A vaccine to prevent shingles is available, but there’s still uncertainty about whether it’s safe for people who are already on TNF inhibitor therapy. Vaccination prior to starting biologic therapy may be an option for some patients.
Shingles Vaccine May Be Safe for RA Patients Treated with Biologics
Although the shingles vaccine is still not recommended for people taking certain types of drugs for rheumatoid arthritis (RA), a study suggests that the vaccine does not increase short-term risk of shingles in these patients, and may decrease longer-term risk. These results were published in the Journal of the American Medical Association.
Rheumatoid arthritis affects an estimated 1.3 million adults in theUnited States. The condition causes pain, swelling, and stiffness of joints, and can lead to permanent joint damage.
Treatment of RA often begins with methotrexate or another disease-modifying antirheumatic drug (DMARD). If this initial treatment does not adequately control the RA, patients may move on to treatment with a newer, biologic DMARD such as a TNF inhibitor. Although these drugs provide effective RA treatment for many people, they also suppress parts of the immune system and can increase the risk of infection.
Shingles (also called herpes zoster) results from reactivation of the chickenpox virus. Shingles causes a painful rash that usually develops in a single stripe on one side of the body or face. The condition can affect anyone who’s had chickenpox, but is most common in older people or those with a weakened immune system. People with immune-mediated conditions such as RA are also at increased risk of shingles.
A vaccine is available to reduce the risk of shingles, and is recommended for most people age 60 or older. Because the vaccine contains live, weakened virus, however, it is not recommended for people who are taking biologics for RA or other immune-mediated diseases. The concern is that the vaccine virus could cause infection in these people.

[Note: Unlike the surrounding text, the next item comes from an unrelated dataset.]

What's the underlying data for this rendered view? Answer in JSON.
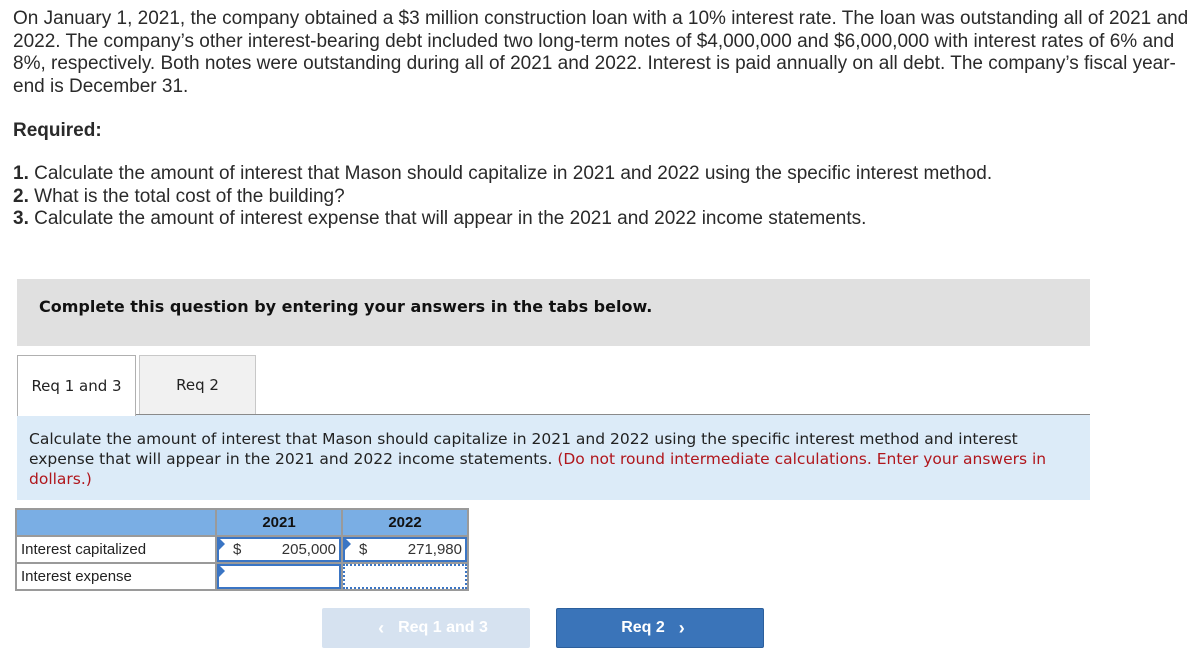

To explore the frequency of shingles after receipt of the shingles vaccine, researchers conducted a study among Medicare enrollees (60 years of age or older) with certain immune-mediated conditions. These conditions included rheumatoid arthritis, psoriasis, psoriatic arthritis, ankylosing spondylitis, and inflammatory bowel disease.
- Among people who were treated with a biologic at the time of shingles vaccination or shortly after shingles vaccination, no cases of shingles or chickenpox occurred during short-term (42-day) follow-up.
- During longer (two-year) follow-up, people who had received the shingles vaccine were 39% less likely to develop shingles than people who were unvaccinated.
This study suggests that the shingles vaccine may be safe and effective even for people who are being treated with biologics for an immune-mediated condition such as RA. Additional research will be necessary, however, before the vaccine can be recommended for this population.
- Zhang J, Xie F, Delzell E et al. Association between vaccination for herpes zoster and risk of herpes zoster infection among older patients with selected immune-mediated diseases. JAMA. 2012;308:43-29.
- Galloway JB, Mercer LK, Moseley A et al. Risk of skin and soft tissue infections (including shingles in patients exposed to anti-tumour necrosis factor therapy: results from the British Society for Rheumatology Biologics Register. Annals of the Rheumatic Diseases. 2013;72:229-234.Forbes, H. et al. Quantification of risk factors for herpes zoster: population based case-control study. BMJ 2014; DOI: 10.1136/bmj.g2911.